The solidarity of outcasts had created in him a strong feeling of compassion. Grothendieck had always been uncomfortable frequenting the “better” places and felt more at ease among the poor, even the impoverished.
The son of a militant anarchist who had devoted his life to revolution, Alexander lived as an outcast throughout his entire childhood. His home was always wide open to “stray cats”.”—
Pierre Cartier, A Mad Day’s Work. as quoted in Wer ist Alexander Grothendieck?
“…a creative reading of Gogol’s story reveals that here and there in the most innocent descriptive passage, this or that word, sometimes a mere adverb or preposition, for instance the word “even” or “almost,” is inserted in such a way as to make the harmless sentence explode in a wild display of nightmare fireworks; or else the passage that had started in a rambling colloquial manner all of a sudden leaves the tracks and swerves into the irrational where it really belongs; or again, quite as suddenly, a door bursts open and a mighty wave of foaming poetry rushes in only to dissolve in bathos, or turn into its own parody, or to be checked by the sentence breaking and reverting into a conjurer’s patter, that patter which is such a feature of Gogol’s style. It gives one the sensation of something ludicrous and at the same time stellar, lurking constantly around the corner— and one likes to recall that the difference between the comic side of things, and their cosmic side, depends upon one sibilant.”—Vladimir Nabokov on Nikolai Gogol’s “The Overcoat” (via fuckyeahrussianliterature)
“If the Iranian Genome Project reveals that we are, indeed, all mongrels, surely Hakim Abolghasem Ferdowsi, our land’s greatest author, who penned the 50,000 heroic verses of our Shahnameh, will be smiling from his grave in Tus. Ancestry was of course important to him, as it is for us. After all, we are puny creatures limited to a tiny sliver of time and space in this immense universe. If we are humble, we will recognize that our own parentage, culture, and language will never be trumped by pretensions of cosmopolitan intellectualism. But the same humility should induce us to recognize parochialism as a weakness and aspire to transcend it. The Shahnameh teaches us a simple lesson of immense value. What matters are not the facts of our genetic, cultural, and national heritage but what we do with them.”—From Frontline’s Tehran Bureau.
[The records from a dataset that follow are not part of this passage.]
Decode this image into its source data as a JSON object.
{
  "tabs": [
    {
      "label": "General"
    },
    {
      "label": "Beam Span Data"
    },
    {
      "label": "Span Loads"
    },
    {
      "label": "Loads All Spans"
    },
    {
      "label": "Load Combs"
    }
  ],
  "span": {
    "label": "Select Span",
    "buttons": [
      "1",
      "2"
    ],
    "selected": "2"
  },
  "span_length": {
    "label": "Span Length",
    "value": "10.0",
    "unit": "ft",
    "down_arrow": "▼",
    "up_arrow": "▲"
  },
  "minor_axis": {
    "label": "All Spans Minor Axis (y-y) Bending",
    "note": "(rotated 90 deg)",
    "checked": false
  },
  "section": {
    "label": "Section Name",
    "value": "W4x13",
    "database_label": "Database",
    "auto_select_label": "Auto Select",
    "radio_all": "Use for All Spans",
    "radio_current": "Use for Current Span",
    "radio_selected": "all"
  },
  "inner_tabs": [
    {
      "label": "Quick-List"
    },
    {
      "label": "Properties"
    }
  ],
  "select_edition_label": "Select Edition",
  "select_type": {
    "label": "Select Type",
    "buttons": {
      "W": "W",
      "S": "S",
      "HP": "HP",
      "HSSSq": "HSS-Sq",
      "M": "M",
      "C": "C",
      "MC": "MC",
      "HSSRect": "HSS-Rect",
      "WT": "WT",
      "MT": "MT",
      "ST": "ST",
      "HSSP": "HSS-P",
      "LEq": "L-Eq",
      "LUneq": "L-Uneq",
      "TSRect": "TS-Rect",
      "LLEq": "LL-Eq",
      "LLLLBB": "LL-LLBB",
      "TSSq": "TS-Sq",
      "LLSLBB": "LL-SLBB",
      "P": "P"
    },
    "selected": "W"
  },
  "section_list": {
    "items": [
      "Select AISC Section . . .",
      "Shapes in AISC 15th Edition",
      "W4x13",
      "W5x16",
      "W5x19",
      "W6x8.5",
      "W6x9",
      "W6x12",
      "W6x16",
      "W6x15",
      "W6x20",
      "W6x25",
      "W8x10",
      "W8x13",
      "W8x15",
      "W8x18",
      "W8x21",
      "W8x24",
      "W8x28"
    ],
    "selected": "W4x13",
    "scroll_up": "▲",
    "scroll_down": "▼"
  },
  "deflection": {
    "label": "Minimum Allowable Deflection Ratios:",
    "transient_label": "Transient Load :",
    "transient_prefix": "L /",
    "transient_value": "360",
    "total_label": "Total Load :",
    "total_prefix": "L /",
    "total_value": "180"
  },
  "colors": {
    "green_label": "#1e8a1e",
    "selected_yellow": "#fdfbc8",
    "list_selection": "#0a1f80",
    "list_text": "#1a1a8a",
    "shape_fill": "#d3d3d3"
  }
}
Superb news source.
As psychologists will tell you, fear of loss is more powerful than the prospect of gain. The struggling middle classes look down more anxiously than they look up, particularly in recession and sluggish recovery. Polls show they dislike high income inequalities but are lukewarm about redistribution. They worry that they are unlikely to benefit and may even lose from it; and worse still, those below them will be pulled up sufficiently to threaten their status. This is exactly the mindset in the US, where individualist values are more deeply embedded. Americans accepted tax cuts for the rich with equanimity. Better to let the rich keep their money, they calculated, than to have it benefit economic and social inferiors.
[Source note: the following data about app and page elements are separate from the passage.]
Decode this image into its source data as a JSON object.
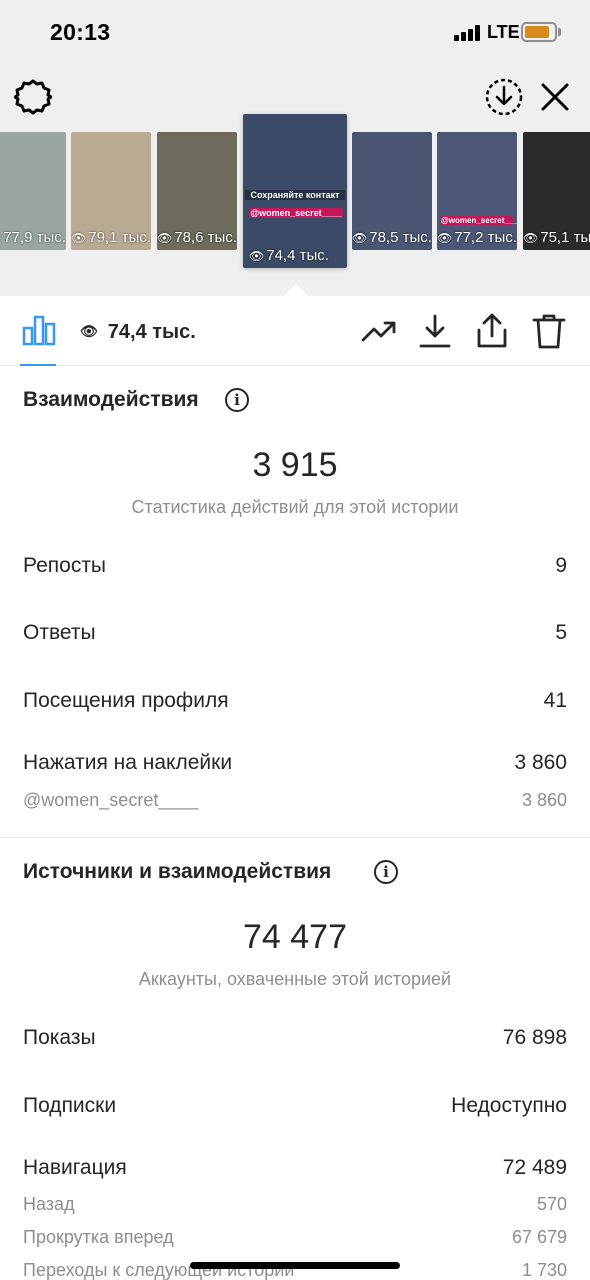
{
  "status_bar": {
    "time": "20:13",
    "network": "LTE"
  },
  "thumbnails": [
    {
      "views": "77,9 тыс.",
      "selected": false,
      "bg": "#9aa6a0"
    },
    {
      "views": "79,1 тыс.",
      "selected": false,
      "bg": "#b9aa94"
    },
    {
      "views": "78,6 тыс.",
      "selected": false,
      "bg": "#6e6a5c"
    },
    {
      "views": "74,4 тыс.",
      "selected": true,
      "bg": "#3b4a66",
      "caption": "Сохраняйте контакт",
      "tag": "@women_secret____"
    },
    {
      "views": "78,5 тыс.",
      "selected": false,
      "bg": "#4a5672"
    },
    {
      "views": "77,2 тыс.",
      "selected": false,
      "bg": "#4b5775",
      "tag": "@women_secret____"
    },
    {
      "views": "75,1 тыс.",
      "selected": false,
      "bg": "#2b2b2b"
    }
  ],
  "toolbar": {
    "views": "74,4 тыс.",
    "icons": [
      "bar-chart-icon",
      "eye-icon",
      "trending-icon",
      "download-icon",
      "share-icon",
      "trash-icon"
    ]
  },
  "interactions": {
    "title": "Взаимодействия",
    "total": "3 915",
    "total_caption": "Статистика действий для этой истории",
    "rows": [
      {
        "label": "Репосты",
        "value": "9"
      },
      {
        "label": "Ответы",
        "value": "5"
      },
      {
        "label": "Посещения профиля",
        "value": "41"
      },
      {
        "label": "Нажатия на наклейки",
        "value": "3 860"
      }
    ],
    "sticker_detail": {
      "label": "@women_secret____",
      "value": "3 860"
    }
  },
  "discovery": {
    "title": "Источники и взаимодействия",
    "total": "74 477",
    "total_caption": "Аккаунты, охваченные этой историей",
    "rows": [
      {
        "label": "Показы",
        "value": "76 898"
      },
      {
        "label": "Подписки",
        "value": "Недоступно"
      },
      {
        "label": "Навигация",
        "value": "72 489"
      }
    ],
    "navigation_details": [
      {
        "label": "Назад",
        "value": "570"
      },
      {
        "label": "Прокрутка вперед",
        "value": "67 679"
      },
      {
        "label": "Переходы к следующей истории",
        "value": "1 730"
      }
    ]
  },
  "colors": {
    "accent": "#3897f0",
    "battery": "#d7891b",
    "text": "#262626",
    "muted": "#8e8e8e"
  }
}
As Runciman observed, “most people’s lives are governed more by the resentment of narrow inequalities, the cultivation of modest ambitions and the preservation of small differentials” than by the larger picture of social justice. That applies as much to the professional as to the working classes.